• [Exercise requirements]
Copy each line containing the word "kind" from the records that follow, please.

The data below:

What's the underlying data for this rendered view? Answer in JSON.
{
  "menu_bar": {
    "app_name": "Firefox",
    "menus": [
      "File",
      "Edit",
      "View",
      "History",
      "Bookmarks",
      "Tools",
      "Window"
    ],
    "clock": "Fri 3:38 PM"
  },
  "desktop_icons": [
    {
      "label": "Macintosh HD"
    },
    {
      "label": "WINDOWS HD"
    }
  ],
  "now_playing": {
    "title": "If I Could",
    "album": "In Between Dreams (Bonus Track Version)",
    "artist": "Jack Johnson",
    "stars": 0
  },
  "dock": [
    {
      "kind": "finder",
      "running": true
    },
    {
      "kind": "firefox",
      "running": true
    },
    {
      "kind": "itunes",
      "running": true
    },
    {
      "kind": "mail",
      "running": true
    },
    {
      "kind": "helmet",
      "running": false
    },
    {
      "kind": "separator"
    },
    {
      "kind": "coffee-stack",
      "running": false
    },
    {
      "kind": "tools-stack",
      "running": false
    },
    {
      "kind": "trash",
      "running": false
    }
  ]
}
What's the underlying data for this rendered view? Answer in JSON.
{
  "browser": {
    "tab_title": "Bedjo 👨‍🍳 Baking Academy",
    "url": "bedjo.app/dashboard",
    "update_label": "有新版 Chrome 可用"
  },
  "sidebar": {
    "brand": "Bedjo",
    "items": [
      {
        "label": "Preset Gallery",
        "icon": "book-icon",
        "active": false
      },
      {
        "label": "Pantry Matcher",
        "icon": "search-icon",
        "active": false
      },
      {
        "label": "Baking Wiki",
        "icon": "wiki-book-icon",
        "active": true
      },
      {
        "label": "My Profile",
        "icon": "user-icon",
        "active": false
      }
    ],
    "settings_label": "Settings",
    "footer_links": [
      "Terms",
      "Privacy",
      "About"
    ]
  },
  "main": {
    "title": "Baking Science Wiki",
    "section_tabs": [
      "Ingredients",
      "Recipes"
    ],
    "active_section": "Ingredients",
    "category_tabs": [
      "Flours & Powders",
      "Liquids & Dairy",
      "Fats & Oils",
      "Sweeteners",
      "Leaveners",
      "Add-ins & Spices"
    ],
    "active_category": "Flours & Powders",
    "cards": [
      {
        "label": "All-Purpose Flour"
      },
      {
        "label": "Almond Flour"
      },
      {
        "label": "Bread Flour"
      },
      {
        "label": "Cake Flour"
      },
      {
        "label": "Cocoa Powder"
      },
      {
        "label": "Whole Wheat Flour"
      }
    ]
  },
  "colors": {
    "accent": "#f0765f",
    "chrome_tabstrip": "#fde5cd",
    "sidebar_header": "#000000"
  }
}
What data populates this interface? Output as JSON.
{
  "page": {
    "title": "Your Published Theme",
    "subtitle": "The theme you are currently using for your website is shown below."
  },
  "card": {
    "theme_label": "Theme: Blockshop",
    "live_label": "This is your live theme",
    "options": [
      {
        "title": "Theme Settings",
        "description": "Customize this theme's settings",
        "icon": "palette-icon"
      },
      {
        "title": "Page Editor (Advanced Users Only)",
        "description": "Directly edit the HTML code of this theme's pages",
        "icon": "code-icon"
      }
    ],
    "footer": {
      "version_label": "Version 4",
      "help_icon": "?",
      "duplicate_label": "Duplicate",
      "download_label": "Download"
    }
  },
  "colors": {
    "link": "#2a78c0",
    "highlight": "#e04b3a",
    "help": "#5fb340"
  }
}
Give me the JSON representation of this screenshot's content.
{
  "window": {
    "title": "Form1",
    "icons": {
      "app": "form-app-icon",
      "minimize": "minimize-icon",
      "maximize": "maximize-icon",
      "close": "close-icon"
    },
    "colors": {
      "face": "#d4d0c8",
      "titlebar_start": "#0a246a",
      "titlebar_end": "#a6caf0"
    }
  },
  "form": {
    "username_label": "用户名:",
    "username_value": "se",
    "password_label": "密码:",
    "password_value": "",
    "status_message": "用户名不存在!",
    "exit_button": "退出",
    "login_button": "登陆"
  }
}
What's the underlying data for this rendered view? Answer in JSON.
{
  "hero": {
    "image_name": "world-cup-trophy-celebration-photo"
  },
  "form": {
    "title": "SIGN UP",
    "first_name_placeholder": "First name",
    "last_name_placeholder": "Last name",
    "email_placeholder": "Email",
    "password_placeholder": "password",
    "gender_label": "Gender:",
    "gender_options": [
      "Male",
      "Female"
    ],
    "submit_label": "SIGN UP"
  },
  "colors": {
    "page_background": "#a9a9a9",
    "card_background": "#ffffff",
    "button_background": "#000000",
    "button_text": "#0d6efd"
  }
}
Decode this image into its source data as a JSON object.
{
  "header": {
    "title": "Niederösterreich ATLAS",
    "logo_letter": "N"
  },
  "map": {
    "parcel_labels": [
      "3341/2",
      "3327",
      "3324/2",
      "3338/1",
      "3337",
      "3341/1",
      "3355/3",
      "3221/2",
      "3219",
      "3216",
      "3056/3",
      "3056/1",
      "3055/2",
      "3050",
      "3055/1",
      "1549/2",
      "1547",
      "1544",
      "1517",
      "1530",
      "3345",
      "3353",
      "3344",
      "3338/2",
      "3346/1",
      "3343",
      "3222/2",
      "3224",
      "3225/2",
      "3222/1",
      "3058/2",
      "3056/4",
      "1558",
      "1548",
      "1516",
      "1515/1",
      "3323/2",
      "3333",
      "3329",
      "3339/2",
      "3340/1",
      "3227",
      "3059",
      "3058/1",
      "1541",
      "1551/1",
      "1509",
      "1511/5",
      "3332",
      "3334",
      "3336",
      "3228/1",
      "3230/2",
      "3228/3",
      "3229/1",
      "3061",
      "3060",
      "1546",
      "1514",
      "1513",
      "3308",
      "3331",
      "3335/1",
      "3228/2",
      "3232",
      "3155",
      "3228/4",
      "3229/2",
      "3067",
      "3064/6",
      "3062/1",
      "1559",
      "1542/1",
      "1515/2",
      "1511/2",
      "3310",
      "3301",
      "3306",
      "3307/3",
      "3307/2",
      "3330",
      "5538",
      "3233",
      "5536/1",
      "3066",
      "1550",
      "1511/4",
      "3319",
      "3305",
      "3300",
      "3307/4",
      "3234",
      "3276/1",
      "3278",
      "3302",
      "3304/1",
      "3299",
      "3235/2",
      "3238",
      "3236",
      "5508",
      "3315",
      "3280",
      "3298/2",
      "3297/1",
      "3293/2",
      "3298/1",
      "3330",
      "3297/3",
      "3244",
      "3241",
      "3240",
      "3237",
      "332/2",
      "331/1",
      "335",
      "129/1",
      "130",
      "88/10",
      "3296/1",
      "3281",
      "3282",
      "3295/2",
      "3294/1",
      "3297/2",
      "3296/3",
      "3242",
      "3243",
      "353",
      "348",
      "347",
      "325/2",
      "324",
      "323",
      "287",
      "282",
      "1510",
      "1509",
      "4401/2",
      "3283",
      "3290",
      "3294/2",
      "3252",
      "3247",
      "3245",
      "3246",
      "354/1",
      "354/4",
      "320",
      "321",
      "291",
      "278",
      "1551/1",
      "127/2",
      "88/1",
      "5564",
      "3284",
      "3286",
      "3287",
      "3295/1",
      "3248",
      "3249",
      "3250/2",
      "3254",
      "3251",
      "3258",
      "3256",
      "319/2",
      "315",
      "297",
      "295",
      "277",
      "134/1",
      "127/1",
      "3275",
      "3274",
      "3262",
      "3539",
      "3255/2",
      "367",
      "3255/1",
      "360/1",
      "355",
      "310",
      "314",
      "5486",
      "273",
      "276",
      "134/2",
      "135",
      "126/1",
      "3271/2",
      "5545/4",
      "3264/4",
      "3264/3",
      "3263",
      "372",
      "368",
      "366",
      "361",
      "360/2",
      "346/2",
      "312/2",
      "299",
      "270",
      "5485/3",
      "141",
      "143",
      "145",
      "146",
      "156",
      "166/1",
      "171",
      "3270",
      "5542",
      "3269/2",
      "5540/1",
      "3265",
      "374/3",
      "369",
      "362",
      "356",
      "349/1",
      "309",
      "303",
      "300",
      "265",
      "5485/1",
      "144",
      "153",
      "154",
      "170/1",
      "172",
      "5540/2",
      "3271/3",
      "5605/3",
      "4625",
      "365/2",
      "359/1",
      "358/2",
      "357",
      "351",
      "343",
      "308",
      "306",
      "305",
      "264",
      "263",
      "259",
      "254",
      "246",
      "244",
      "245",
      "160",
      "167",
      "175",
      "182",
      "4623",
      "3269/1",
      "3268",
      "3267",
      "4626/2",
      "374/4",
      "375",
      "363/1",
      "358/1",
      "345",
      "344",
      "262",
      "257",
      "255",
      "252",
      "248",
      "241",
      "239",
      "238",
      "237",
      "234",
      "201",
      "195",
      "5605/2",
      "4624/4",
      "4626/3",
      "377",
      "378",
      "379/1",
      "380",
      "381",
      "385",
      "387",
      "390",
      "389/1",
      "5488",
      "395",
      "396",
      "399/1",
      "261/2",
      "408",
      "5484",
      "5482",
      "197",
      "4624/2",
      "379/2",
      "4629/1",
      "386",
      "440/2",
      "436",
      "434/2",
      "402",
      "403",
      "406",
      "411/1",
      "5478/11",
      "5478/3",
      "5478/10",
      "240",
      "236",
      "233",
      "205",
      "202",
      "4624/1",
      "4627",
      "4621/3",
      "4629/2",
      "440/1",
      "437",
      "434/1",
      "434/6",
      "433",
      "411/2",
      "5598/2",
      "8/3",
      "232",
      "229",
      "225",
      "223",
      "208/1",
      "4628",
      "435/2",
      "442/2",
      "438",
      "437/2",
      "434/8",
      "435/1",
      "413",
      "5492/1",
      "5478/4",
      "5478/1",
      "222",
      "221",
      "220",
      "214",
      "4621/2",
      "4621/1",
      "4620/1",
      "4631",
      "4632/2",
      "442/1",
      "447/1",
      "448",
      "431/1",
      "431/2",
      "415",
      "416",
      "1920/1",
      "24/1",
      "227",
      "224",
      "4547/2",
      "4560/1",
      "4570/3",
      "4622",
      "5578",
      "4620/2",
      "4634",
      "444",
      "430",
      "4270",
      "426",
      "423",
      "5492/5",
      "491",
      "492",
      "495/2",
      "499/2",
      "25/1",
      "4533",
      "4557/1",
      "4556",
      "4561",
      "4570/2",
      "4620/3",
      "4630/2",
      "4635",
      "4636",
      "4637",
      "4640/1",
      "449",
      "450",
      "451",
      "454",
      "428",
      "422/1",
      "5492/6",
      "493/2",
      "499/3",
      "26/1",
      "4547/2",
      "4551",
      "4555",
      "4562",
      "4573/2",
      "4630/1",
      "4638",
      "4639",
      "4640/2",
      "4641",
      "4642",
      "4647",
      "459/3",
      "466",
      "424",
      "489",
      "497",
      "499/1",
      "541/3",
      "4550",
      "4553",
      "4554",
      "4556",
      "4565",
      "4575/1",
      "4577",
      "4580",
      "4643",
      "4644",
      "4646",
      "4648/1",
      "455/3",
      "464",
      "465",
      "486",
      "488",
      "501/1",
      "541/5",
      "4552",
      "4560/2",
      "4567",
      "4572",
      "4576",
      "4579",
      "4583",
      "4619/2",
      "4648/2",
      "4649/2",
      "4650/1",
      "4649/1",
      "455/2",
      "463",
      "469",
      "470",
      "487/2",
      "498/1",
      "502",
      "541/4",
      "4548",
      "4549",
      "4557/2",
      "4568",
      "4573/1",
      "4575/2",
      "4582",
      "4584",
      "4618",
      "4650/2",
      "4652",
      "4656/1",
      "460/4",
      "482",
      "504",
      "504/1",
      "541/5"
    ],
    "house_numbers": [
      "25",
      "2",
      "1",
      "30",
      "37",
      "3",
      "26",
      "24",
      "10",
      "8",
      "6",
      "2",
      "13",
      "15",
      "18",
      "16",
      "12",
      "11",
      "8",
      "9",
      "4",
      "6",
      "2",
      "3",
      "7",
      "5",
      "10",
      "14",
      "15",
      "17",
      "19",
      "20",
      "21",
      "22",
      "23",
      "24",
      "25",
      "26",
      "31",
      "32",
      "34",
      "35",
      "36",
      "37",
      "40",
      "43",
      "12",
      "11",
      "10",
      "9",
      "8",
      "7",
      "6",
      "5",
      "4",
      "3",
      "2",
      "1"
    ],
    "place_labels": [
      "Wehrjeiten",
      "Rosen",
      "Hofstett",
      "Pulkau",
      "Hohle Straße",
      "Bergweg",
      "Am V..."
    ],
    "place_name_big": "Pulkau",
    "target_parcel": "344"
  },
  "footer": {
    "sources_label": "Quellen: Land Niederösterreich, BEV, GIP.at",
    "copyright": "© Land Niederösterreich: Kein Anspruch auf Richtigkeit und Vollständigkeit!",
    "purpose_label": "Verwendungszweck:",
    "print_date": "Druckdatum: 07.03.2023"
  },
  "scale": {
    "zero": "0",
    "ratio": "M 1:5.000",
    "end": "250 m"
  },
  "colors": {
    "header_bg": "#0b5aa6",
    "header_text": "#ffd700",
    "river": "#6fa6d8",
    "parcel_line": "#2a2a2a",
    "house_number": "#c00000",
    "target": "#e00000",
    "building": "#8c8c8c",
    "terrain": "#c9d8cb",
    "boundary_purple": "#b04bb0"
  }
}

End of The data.

• [Output of the task]
      "kind": "finder",
      "kind": "firefox",
      "kind": "itunes",
      "kind": "mail",
      "kind": "helmet",
      "kind": "separator"
      "kind": "coffee-stack",
      "kind": "tools-stack",
      "kind": "trash",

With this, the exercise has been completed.